Would you return every line of the listing below that has "icon" in it?

Extracted entries:
+===+

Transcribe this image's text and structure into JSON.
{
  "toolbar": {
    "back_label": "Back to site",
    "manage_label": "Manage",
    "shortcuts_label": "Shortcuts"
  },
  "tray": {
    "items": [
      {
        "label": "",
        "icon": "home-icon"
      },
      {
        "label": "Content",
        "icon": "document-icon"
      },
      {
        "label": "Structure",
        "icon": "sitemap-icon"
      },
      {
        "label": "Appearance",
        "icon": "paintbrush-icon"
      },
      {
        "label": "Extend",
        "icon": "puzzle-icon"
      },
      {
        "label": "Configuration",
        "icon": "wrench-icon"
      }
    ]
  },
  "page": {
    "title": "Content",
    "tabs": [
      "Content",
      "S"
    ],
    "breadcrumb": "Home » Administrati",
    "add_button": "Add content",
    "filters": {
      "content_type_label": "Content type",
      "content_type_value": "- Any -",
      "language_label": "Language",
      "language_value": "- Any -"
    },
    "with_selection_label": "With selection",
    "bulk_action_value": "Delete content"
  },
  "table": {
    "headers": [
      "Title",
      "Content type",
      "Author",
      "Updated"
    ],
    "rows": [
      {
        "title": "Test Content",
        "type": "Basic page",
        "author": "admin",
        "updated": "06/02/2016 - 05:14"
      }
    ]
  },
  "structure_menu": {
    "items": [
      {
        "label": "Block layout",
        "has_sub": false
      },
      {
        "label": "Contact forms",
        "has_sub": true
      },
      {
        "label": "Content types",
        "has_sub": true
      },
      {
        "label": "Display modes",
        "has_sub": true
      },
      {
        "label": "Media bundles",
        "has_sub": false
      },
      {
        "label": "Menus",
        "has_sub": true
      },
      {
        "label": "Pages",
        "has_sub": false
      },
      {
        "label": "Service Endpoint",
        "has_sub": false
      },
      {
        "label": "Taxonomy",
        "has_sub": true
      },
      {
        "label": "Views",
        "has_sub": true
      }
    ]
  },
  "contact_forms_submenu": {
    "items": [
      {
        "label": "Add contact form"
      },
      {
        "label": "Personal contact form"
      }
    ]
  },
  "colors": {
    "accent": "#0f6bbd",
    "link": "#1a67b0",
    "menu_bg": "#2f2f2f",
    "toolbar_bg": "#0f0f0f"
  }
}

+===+

Output of the task:
        "icon": "home-icon"
        "icon": "document-icon"
        "icon": "sitemap-icon"
        "icon": "paintbrush-icon"
        "icon": "puzzle-icon"
        "icon": "wrench-icon"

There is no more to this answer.